    you should be able to limit the process to 128mb or 256mb at the most, and performance will not be affected.
  8. The last configuration step is Group Policy, which is what makes it happen…
    1. If you don’t already have the Group Policy Management Console (GPMC) installed, now would be a good time to install it (http://www.microsoft.com/windowsserver2003/gpmc/default.mspx).
    2. You should understand how the Group Policy hierarchy works for best practices and performance. Simply put, you should apply settings for all systems at the domain level, and then use more specific policies applied to OUs to override the settings just for those machines (or users). For example, a standard WSUS
      configuration would include two policies:
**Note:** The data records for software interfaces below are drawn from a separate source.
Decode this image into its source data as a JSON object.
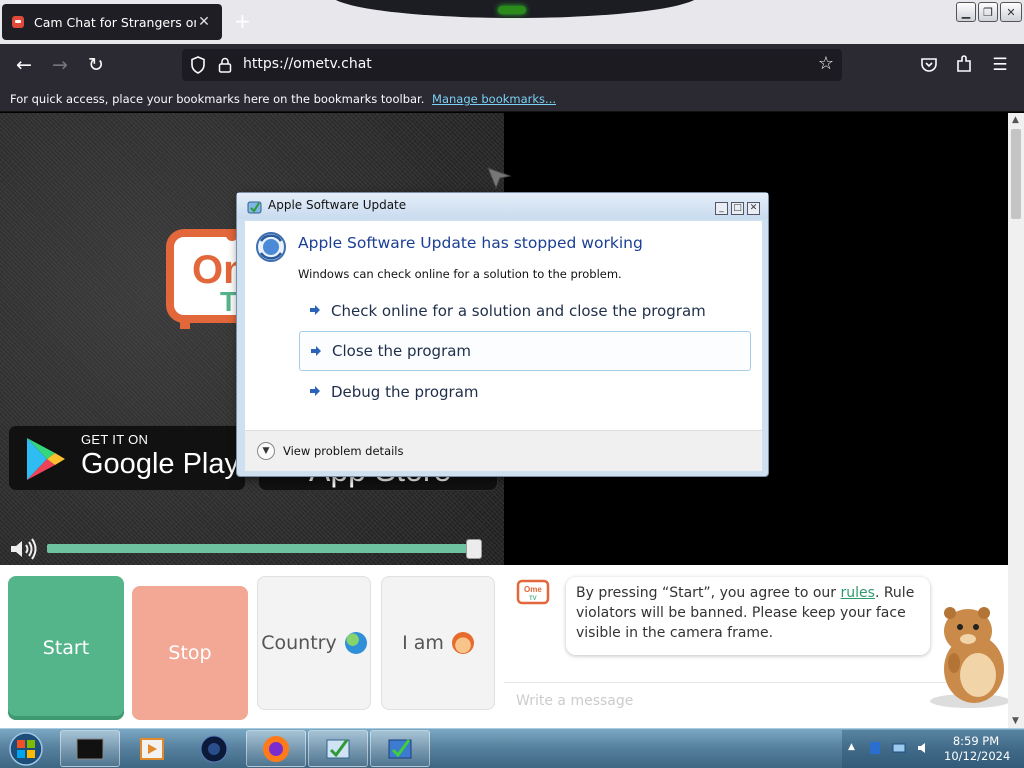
{
  "browser": {
    "tab_title": "Cam Chat for Strangers on Ome",
    "tab_close": "✕",
    "new_tab": "+",
    "url": "https://ometv.chat",
    "bookmark_hint": "For quick access, place your bookmarks here on the bookmarks toolbar.",
    "manage_bookmarks": "Manage bookmarks..."
  },
  "page": {
    "logo_text_top": "Om",
    "logo_text_bottom": "T",
    "google_play_sub": "GET IT ON",
    "google_play_main": "Google Play",
    "app_store_main": "App Store",
    "volume_level": 0.98,
    "buttons": {
      "start": "Start",
      "stop": "Stop",
      "country": "Country",
      "iam": "I am"
    },
    "chat": {
      "mini_logo": "Ome TV",
      "msg_before": "By pressing “Start”, you agree to our ",
      "msg_link": "rules",
      "msg_after": ". Rule violators will be banned. Please keep your face visible in the camera frame.",
      "placeholder": "Write a message"
    }
  },
  "dialog": {
    "title": "Apple Software Update",
    "heading": "Apple Software Update has stopped working",
    "subtext": "Windows can check online for a solution to the problem.",
    "options": [
      "Check online for a solution and close the program",
      "Close the program",
      "Debug the program"
    ],
    "details": "View problem details"
  },
  "taskbar": {
    "time": "8:59 PM",
    "date": "10/12/2024"
  },
  "colors": {
    "start_green": "#54b58a",
    "stop_salmon": "#f2a895",
    "volume_track": "#6fc2a0",
    "dialog_heading": "#1b3f95",
    "link_blue": "#7ad0f5"
  }
}
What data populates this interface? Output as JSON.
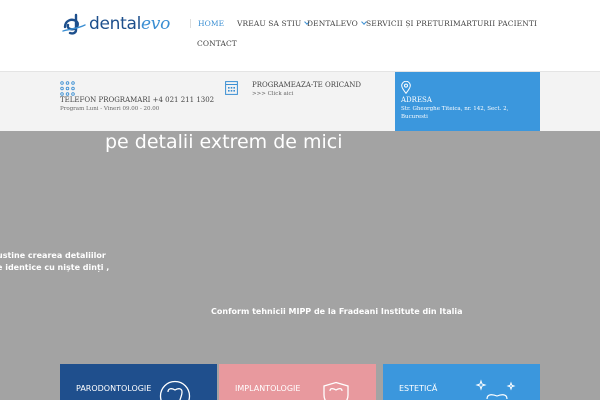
{
  "header": {
    "logo": {
      "brand_main": "dental",
      "brand_accent": "evo"
    },
    "nav": [
      {
        "label": "HOME",
        "active": true,
        "dropdown": false
      },
      {
        "label": "VREAU SA STIU",
        "active": false,
        "dropdown": true
      },
      {
        "label": "DENTALEVO",
        "active": false,
        "dropdown": true
      },
      {
        "label": "SERVICII ȘI PRETURI",
        "active": false,
        "dropdown": false
      },
      {
        "label": "MARTURII PACIENTI",
        "active": false,
        "dropdown": false
      },
      {
        "label": "CONTACT",
        "active": false,
        "dropdown": false
      }
    ]
  },
  "infobar": {
    "phone": {
      "icon": "dialpad-icon",
      "title": "TELEFON PROGRAMARI +4 021 211 1302",
      "sub": "Program Luni - Vineri 09.00 - 20.00"
    },
    "schedule": {
      "icon": "calendar-icon",
      "title": "PROGRAMEAZA-TE ORICAND",
      "link": ">>> Click aici"
    },
    "address": {
      "icon": "location-pin-icon",
      "title": "ADRESA",
      "line1": "Str. Gheorghe Titeica, nr. 142, Sect. 2,",
      "line2": "Bucuresti"
    }
  },
  "hero": {
    "heading": "pe detalii extrem de mici",
    "left_line1": "ustine crearea detaliilor",
    "left_line2": "e identice cu niște dinți ,",
    "caption": "Conform tehnicii MIPP de la Fradeani Institute din Italia"
  },
  "cards": [
    {
      "label": "PARODONTOLOGIE",
      "color": "#1f4f8d",
      "icon": "tooth-icon"
    },
    {
      "label": "IMPLANTOLOGIE",
      "color": "#e8999e",
      "icon": "shield-tooth-icon"
    },
    {
      "label": "ESTETICĂ",
      "color": "#3b97dd",
      "icon": "sparkle-tooth-icon"
    }
  ],
  "colors": {
    "accent": "#3b8fd3",
    "brand_dark": "#1d4f8c",
    "hero_gray": "#a3a3a3",
    "infobar_bg": "#f3f3f3"
  }
}
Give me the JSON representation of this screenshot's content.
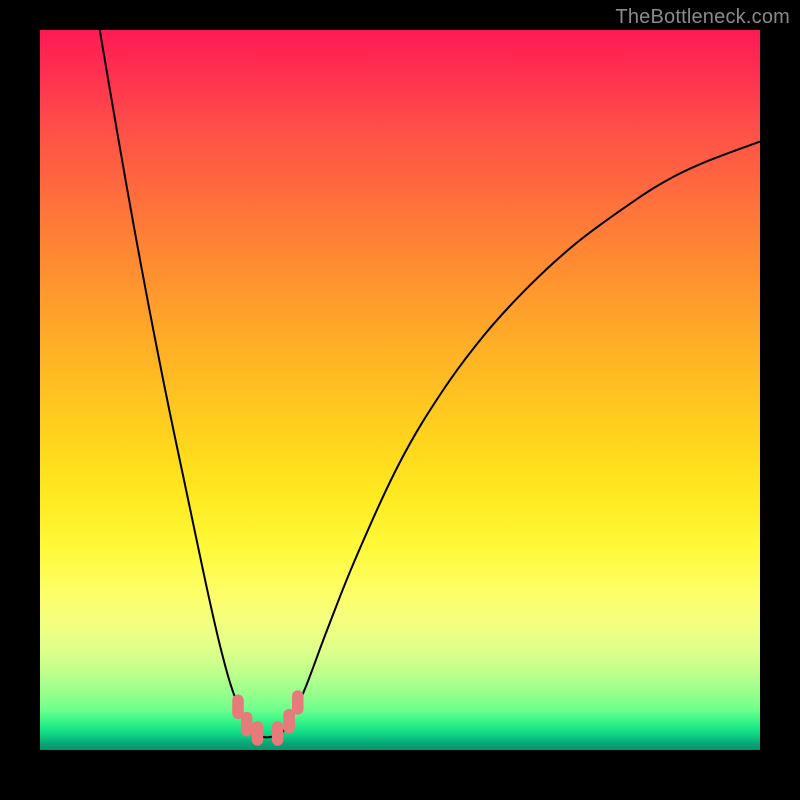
{
  "watermark": "TheBottleneck.com",
  "colors": {
    "page_bg": "#000000",
    "gradient_top": "#ff1a55",
    "gradient_bottom": "#04946f",
    "curve_stroke": "#000000",
    "marker_fill": "#e77a7a"
  },
  "chart_data": {
    "type": "line",
    "title": "",
    "xlabel": "",
    "ylabel": "",
    "xlim": [
      0,
      100
    ],
    "ylim": [
      0,
      100
    ],
    "grid": false,
    "series": [
      {
        "name": "left-branch",
        "x": [
          8.3,
          10,
          12,
          14,
          16,
          18,
          20,
          22,
          23.5,
          25,
          26.5,
          28,
          29,
          30
        ],
        "y": [
          100,
          90,
          78.5,
          67.5,
          57,
          47,
          37.5,
          28,
          21,
          14.5,
          9,
          5,
          3,
          2.2
        ]
      },
      {
        "name": "right-branch",
        "x": [
          33.5,
          35,
          37,
          40,
          44,
          50,
          56,
          62,
          68,
          74,
          80,
          86,
          92,
          100
        ],
        "y": [
          2.2,
          4.5,
          9,
          17,
          27,
          40,
          50,
          58,
          64.5,
          70,
          74.5,
          78.5,
          81.5,
          84.5
        ]
      },
      {
        "name": "valley",
        "x": [
          30,
          31,
          32,
          33.5
        ],
        "y": [
          2.2,
          1.8,
          1.8,
          2.2
        ]
      }
    ],
    "markers": [
      {
        "x": 27.5,
        "y": 6.0
      },
      {
        "x": 28.7,
        "y": 3.6
      },
      {
        "x": 30.2,
        "y": 2.3
      },
      {
        "x": 33.0,
        "y": 2.3
      },
      {
        "x": 34.6,
        "y": 4.0
      },
      {
        "x": 35.8,
        "y": 6.6
      }
    ],
    "marker_style": {
      "shape": "rounded-rect",
      "width_pct": 1.6,
      "height_pct": 3.4,
      "rx_pct": 0.8
    }
  }
}
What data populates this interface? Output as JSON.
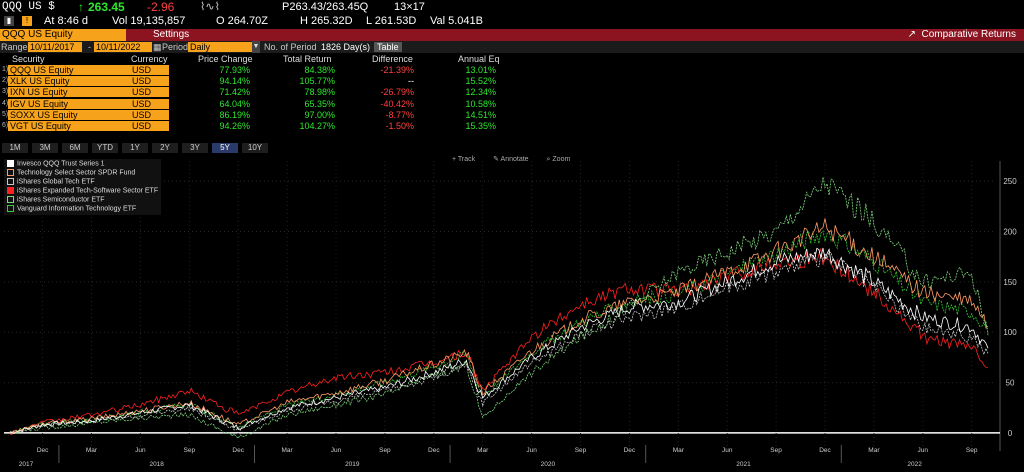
{
  "quote": {
    "ticker": "QQQ US $",
    "last": "263.45",
    "change": "-2.96",
    "bid_ask": "P263.43/263.45Q",
    "size": "13×17",
    "time": "At 8:46 d",
    "vol": "Vol 19,135,857",
    "open": "O 264.70Z",
    "high": "H 265.32D",
    "low": "L 261.53D",
    "val": "Val 5.041B"
  },
  "tabs": {
    "security": "QQQ US Equity",
    "settings": "Settings",
    "comparative": "Comparative Returns"
  },
  "range": {
    "label": "Range",
    "start": "10/11/2017",
    "sep": "-",
    "end": "10/11/2022",
    "period_label": "Period",
    "period": "Daily",
    "nop_label": "No. of Period",
    "nop_value": "1826 Day(s)",
    "table_btn": "Table"
  },
  "table": {
    "headers": [
      "Security",
      "Currency",
      "Price Change",
      "Total Return",
      "Difference",
      "Annual Eq"
    ],
    "rows": [
      {
        "num": "1)",
        "security": "QQQ US Equity",
        "currency": "USD",
        "price_change": "77.93%",
        "total_return": "84.38%",
        "difference": "-21.39%",
        "annual_eq": "13.01%"
      },
      {
        "num": "2)",
        "security": "XLK US Equity",
        "currency": "USD",
        "price_change": "94.14%",
        "total_return": "105.77%",
        "difference": "--",
        "annual_eq": "15.52%"
      },
      {
        "num": "3)",
        "security": "IXN US Equity",
        "currency": "USD",
        "price_change": "71.42%",
        "total_return": "78.98%",
        "difference": "-26.79%",
        "annual_eq": "12.34%"
      },
      {
        "num": "4)",
        "security": "IGV US Equity",
        "currency": "USD",
        "price_change": "64.04%",
        "total_return": "65.35%",
        "difference": "-40.42%",
        "annual_eq": "10.58%"
      },
      {
        "num": "5)",
        "security": "SOXX US Equity",
        "currency": "USD",
        "price_change": "86.19%",
        "total_return": "97.00%",
        "difference": "-8.77%",
        "annual_eq": "14.51%"
      },
      {
        "num": "6)",
        "security": "VGT US Equity",
        "currency": "USD",
        "price_change": "94.26%",
        "total_return": "104.27%",
        "difference": "-1.50%",
        "annual_eq": "15.35%"
      }
    ]
  },
  "periods": [
    "1M",
    "3M",
    "6M",
    "YTD",
    "1Y",
    "2Y",
    "3Y",
    "5Y",
    "10Y"
  ],
  "active_period": "5Y",
  "tools": {
    "track": "Track",
    "annotate": "Annotate",
    "zoom": "Zoom"
  },
  "colors": {
    "accent": "#f6a21a",
    "tabbar": "#8c1420",
    "up": "#2ee62e",
    "down": "#ff4040"
  },
  "chart_data": {
    "type": "line",
    "title": "",
    "ylim": [
      -10,
      270
    ],
    "yticks": [
      0,
      50,
      100,
      150,
      200,
      250
    ],
    "x_month_labels": [
      "Dec",
      "Mar",
      "Jun",
      "Sep",
      "Dec",
      "Mar",
      "Jun",
      "Sep",
      "Dec",
      "Mar",
      "Jun",
      "Sep",
      "Dec",
      "Mar",
      "Jun",
      "Sep",
      "Dec",
      "Mar",
      "Jun",
      "Sep"
    ],
    "x_year_labels": [
      "2017",
      "2018",
      "2019",
      "2020",
      "2021",
      "2022"
    ],
    "x": [
      "2017-10",
      "2017-12",
      "2018-03",
      "2018-06",
      "2018-09",
      "2018-12",
      "2019-03",
      "2019-06",
      "2019-09",
      "2019-12",
      "2020-02",
      "2020-03",
      "2020-06",
      "2020-09",
      "2020-12",
      "2021-03",
      "2021-06",
      "2021-09",
      "2021-12",
      "2022-03",
      "2022-06",
      "2022-09",
      "2022-10"
    ],
    "series": [
      {
        "name": "Invesco QQQ Trust Series 1",
        "color": "#ffffff",
        "values": [
          0,
          8,
          12,
          20,
          28,
          5,
          25,
          35,
          45,
          60,
          72,
          35,
          75,
          105,
          125,
          130,
          150,
          170,
          180,
          150,
          115,
          105,
          84
        ]
      },
      {
        "name": "Technology Select Sector SPDR Fund",
        "color": "#ff9a66",
        "values": [
          0,
          9,
          14,
          22,
          30,
          8,
          30,
          40,
          52,
          68,
          80,
          40,
          82,
          112,
          130,
          140,
          160,
          180,
          205,
          175,
          140,
          130,
          106
        ]
      },
      {
        "name": "iShares Global Tech ETF",
        "color": "#c8c8c8",
        "values": [
          0,
          8,
          12,
          18,
          24,
          4,
          22,
          32,
          42,
          55,
          66,
          30,
          70,
          98,
          115,
          125,
          145,
          160,
          175,
          145,
          105,
          95,
          79
        ]
      },
      {
        "name": "iShares Expanded Tech-Software Sector ETF",
        "color": "#ff2020",
        "values": [
          0,
          10,
          18,
          28,
          42,
          18,
          40,
          55,
          60,
          70,
          80,
          42,
          95,
          128,
          145,
          140,
          155,
          170,
          175,
          140,
          95,
          85,
          65
        ]
      },
      {
        "name": "iShares Semiconductor ETF",
        "color": "#7fd97f",
        "values": [
          0,
          5,
          10,
          15,
          18,
          -5,
          18,
          28,
          38,
          58,
          68,
          15,
          60,
          95,
          125,
          160,
          180,
          200,
          250,
          210,
          150,
          160,
          97
        ]
      },
      {
        "name": "Vanguard Information Technology ETF",
        "color": "#33cc33",
        "values": [
          0,
          9,
          13,
          21,
          28,
          6,
          27,
          38,
          50,
          66,
          78,
          36,
          80,
          110,
          130,
          138,
          158,
          178,
          200,
          170,
          130,
          120,
          104
        ]
      }
    ]
  }
}
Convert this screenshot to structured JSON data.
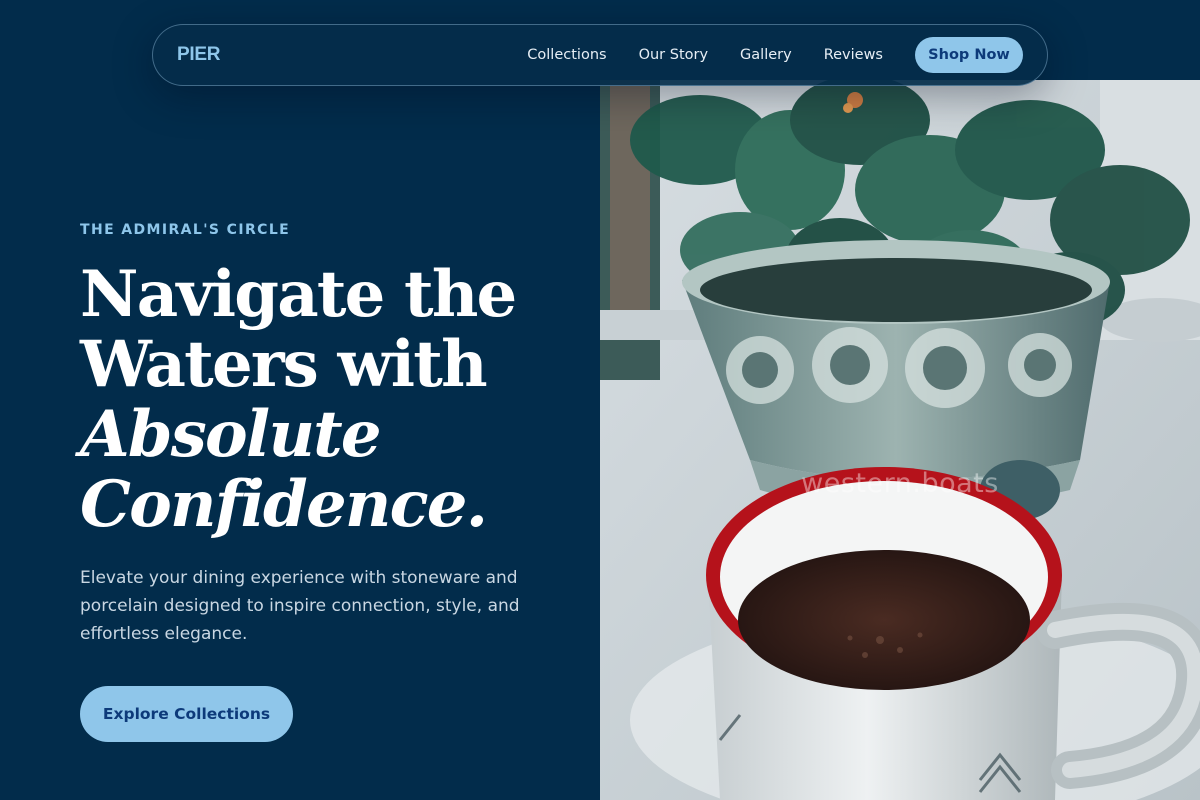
{
  "brand": "PIER",
  "nav": {
    "links": [
      "Collections",
      "Our Story",
      "Gallery",
      "Reviews"
    ],
    "cta_label": "Shop Now"
  },
  "hero": {
    "eyebrow": "THE ADMIRAL'S CIRCLE",
    "headline_lines": [
      "Navigate the",
      "Waters with",
      "Absolute",
      "Confidence."
    ],
    "subcopy": "Elevate your dining experience with stoneware and porcelain designed to inspire connection, style, and effortless elegance.",
    "cta_label": "Explore Collections",
    "watermark": "western.boats"
  },
  "colors": {
    "background": "#022c4b",
    "accent": "#8fc6ea",
    "accent_text": "#0d3a7a"
  },
  "icons": {
    "photo": "hero-photo"
  }
}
      1. Create a policy called “Domain WSUS Policy” that is linked at the top of the domain tree, applying to everything below it. In here you would set the WSUS server location and have the settings you want for
        all domain desktops.
      2. Create a second policy called “WSUS Server Policy” and link it to the “Domain Controllers” and “Member Servers” OUs. This policy only needs a few settings to override the domain-level ones, such as having the servers only “Download & Notify” when there are new updates and not install and reboot themselves.
    3. Follow the recommended settings below. I have annotated these carefully, because the values aren’t clear and you can do something stupid if you don’t know what you’re setting. Too many times I have seen bad settings causing middle-of-the-day reboots, etc.

Group Policy Settings

Under Computer Configuration\Administrative Templates\Windows Components\Windows Update:

  • Configure Automatic Updates → Pick a time, then typically “Download & Notify” (for your servers policy, or for fussy people) or “Download & Install” (for for domain/desktop policy).
  • Specify intranet Microsoft update service location → http://<servername>:<portnumber>
  • Enable client-side targeting → Set to the group name you want to use for each policy; e.g. “Servers” and “Desktops”. Make sure you create the group in the WSUS Console before you do this, or it won’t show up right!
  • Do not change the “Automatic Updates Detection Frequency”. Really! It won’t do anything useful (except perhaps slow down the target systems) if you change it.
  • Enable recommended updates → Enabled (since we approve them with WSUS).
  • No auto-restart for schedule automatic updates installations → On your server policy, enable this to prevent restarts.
  • Allow automatic updates immediate installation → As these little non-rebootable updates still may cause problems, I recommend disabling this on your server policy.
  • Re-prompt for restart with schedule installations → You can increase this value (the time period between the “you need to reboot your computer” warnings) if you want to.

Test your new settings

  • Run gpupdate /force on the server you’re on, then check the Resultant Set of Policy to see if the Group Policy applied as you expected.
  • Run wuauclt.exe /detectnow on the server you’re on, then check the WSUS console to see if the server appears in the group you specified.
  • Run rsop.msc to see resultant policy. (Note that the Resultant Set of Policy wizard is deprecated, so it may be better to use the “Group Policy Results” section of the GPMC.)

Helpful Resources

Troubleshooting WSUS